YOUR ASSIGNMENT →
Across all the records, filter for lines with the word "JSON" and copy them.

(Entries from a dataset of interfaces)
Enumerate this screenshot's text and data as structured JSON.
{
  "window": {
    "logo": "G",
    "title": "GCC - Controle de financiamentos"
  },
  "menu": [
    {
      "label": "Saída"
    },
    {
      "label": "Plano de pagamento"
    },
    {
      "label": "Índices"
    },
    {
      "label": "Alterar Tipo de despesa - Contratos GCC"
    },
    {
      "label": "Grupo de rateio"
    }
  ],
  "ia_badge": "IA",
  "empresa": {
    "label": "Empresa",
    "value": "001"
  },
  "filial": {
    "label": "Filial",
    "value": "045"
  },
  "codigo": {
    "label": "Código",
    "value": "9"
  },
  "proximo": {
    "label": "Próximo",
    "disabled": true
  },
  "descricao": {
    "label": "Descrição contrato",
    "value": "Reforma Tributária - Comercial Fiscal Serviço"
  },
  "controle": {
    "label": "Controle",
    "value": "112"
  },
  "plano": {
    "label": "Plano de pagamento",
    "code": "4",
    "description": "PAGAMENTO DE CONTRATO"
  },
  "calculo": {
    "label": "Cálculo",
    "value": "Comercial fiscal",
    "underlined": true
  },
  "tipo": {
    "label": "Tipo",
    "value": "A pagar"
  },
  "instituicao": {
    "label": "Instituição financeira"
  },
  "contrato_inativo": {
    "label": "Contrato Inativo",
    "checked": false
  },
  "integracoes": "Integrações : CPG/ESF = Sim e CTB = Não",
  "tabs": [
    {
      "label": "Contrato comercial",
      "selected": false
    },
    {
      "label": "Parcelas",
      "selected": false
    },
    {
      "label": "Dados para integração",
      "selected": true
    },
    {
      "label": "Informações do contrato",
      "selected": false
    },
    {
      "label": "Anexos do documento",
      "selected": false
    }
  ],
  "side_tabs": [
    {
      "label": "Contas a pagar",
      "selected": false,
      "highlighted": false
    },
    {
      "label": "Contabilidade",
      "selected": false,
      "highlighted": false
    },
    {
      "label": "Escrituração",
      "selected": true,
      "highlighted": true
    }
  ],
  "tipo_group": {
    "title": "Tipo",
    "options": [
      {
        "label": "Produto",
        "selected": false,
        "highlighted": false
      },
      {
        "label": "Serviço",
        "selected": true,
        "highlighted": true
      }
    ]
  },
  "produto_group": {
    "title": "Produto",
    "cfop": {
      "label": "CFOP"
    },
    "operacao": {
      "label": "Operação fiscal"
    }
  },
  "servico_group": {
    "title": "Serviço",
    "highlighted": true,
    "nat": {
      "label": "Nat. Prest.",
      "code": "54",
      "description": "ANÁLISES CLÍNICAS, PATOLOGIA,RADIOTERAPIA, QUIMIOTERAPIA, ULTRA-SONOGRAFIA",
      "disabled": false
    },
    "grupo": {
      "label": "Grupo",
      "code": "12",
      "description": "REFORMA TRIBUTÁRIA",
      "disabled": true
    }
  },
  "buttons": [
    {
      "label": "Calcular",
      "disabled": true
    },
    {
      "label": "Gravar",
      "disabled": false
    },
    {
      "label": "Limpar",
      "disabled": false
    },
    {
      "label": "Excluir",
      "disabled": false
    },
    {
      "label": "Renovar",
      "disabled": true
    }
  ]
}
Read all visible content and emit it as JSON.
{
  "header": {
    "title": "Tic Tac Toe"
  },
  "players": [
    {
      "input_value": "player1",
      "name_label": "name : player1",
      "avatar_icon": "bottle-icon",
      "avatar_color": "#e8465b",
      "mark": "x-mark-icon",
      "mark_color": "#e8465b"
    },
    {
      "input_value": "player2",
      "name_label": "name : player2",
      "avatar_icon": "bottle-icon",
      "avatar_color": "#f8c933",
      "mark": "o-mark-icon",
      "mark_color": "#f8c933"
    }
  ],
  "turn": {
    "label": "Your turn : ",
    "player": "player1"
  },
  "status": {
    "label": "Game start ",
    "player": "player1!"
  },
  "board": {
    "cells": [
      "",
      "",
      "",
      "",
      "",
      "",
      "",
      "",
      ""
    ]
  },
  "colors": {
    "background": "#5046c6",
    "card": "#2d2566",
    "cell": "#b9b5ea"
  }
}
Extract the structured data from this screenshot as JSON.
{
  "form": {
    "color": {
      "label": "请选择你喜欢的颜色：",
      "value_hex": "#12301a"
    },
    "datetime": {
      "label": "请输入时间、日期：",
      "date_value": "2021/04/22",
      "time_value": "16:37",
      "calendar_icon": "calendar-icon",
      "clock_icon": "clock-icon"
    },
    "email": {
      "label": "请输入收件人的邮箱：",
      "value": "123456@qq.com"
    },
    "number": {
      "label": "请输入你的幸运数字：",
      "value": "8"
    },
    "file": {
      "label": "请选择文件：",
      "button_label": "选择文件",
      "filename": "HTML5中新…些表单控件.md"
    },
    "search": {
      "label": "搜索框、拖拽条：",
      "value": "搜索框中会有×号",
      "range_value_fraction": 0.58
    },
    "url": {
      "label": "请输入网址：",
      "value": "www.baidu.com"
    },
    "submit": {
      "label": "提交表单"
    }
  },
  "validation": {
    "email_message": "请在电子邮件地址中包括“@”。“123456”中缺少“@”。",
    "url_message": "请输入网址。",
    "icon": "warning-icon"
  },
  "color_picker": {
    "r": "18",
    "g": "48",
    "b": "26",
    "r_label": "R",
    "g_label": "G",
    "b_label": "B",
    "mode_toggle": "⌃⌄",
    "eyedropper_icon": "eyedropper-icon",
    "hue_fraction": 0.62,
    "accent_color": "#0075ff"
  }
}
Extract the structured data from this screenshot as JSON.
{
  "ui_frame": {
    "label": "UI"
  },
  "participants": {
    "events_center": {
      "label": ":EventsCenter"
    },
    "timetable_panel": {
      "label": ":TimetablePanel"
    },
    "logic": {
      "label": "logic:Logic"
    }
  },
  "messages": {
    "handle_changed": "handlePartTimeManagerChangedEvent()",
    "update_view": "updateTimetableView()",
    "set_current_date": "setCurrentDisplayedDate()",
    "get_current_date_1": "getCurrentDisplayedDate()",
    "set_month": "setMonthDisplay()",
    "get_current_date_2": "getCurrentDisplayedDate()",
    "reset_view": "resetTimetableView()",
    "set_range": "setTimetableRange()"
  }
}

ANSWER SPACE →
Enumerate this screenshot's text and data as structured JSON.
Read all visible content and emit it as JSON.
Extract the structured data from this screenshot as JSON.
Extract the structured data from this screenshot as JSON.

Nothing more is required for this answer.